|Syntax||PALETTE_QL [#ch,] start, true_colour1 *[,true_colourx]*|
This command allows you to redefine the eight colours used by the Extended Colour Drivers to display COLOUR_QL. A valid window channel must be open, default #1 (or #0 on a SBASIC with only #0 open), although one may also be supplied as #ch.
Start is the number of the first colour to change, followed by each of the new colours described in 24 Bit Colour Mode. On hardware with a true palette map (most PCs), this command will affect all programs, including information already displayed on screen.
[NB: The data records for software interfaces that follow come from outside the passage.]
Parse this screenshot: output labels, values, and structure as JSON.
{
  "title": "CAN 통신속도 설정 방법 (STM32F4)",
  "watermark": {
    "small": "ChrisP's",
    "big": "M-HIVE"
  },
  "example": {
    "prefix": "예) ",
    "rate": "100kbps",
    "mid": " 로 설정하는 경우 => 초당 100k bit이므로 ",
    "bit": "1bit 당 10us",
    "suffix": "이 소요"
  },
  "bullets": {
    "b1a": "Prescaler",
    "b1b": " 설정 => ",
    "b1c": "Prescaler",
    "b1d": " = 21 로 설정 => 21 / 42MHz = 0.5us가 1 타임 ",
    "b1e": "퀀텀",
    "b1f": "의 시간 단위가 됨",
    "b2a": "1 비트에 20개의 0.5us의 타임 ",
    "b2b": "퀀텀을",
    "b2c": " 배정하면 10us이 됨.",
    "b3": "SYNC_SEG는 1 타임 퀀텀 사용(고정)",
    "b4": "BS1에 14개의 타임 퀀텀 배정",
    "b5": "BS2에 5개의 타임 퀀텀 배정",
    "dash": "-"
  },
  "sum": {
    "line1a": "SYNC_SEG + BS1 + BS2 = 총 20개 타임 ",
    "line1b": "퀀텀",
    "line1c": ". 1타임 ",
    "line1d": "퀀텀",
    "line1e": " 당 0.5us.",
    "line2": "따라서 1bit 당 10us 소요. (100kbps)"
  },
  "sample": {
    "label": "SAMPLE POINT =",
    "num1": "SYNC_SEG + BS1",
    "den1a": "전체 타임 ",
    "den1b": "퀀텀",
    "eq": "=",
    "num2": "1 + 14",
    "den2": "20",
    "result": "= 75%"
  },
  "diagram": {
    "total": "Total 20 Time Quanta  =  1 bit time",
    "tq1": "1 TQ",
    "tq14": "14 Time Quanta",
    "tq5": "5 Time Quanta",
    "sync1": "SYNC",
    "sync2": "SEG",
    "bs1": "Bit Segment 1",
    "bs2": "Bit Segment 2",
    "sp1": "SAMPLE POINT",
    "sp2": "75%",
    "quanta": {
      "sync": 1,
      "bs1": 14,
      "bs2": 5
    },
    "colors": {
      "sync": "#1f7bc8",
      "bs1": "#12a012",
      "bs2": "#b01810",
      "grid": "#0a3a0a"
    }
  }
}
However, on all other hardware, most notably the Q40 and Q60, existing information will remain unaffected.
makes the computer use PINK instead of GREEN when INK 4 (QL Colour Value) is used within a program.
will change INK 5 to Light Blue (from Cyan) and INK 6 to Mustard (from Yellow).
Many programs written with MODE 4 in mind, presume that INK 3 is the same as INK 2 (for example). However, under COLOUR_QL, even MODE 4 programs can access the standard MODE 8 colours, therefore INK 3 becomes MAGENTA. To overcome this problem, use the following routine:
100 red=255*65536+100:REMark $FF0064 - red and a bit of blue 110 blue=255*256+155: REMark $00FF9B - green and the rest of blue 120 white=blue+red: REMark $FFFFFF 125 REMark - Now change all 8 colours, starting at INK 0 130 PALETTE_QL 0,0,0,red,red,blue,blue,white,white
The problem with using 24 bit values is that they have to be trimmed to fit into the native colour scheme on the computer in use - as a result, although the same 24 bit colour value is specified, the resultant colour will be slightly different on QPC, Q40 and Aurora.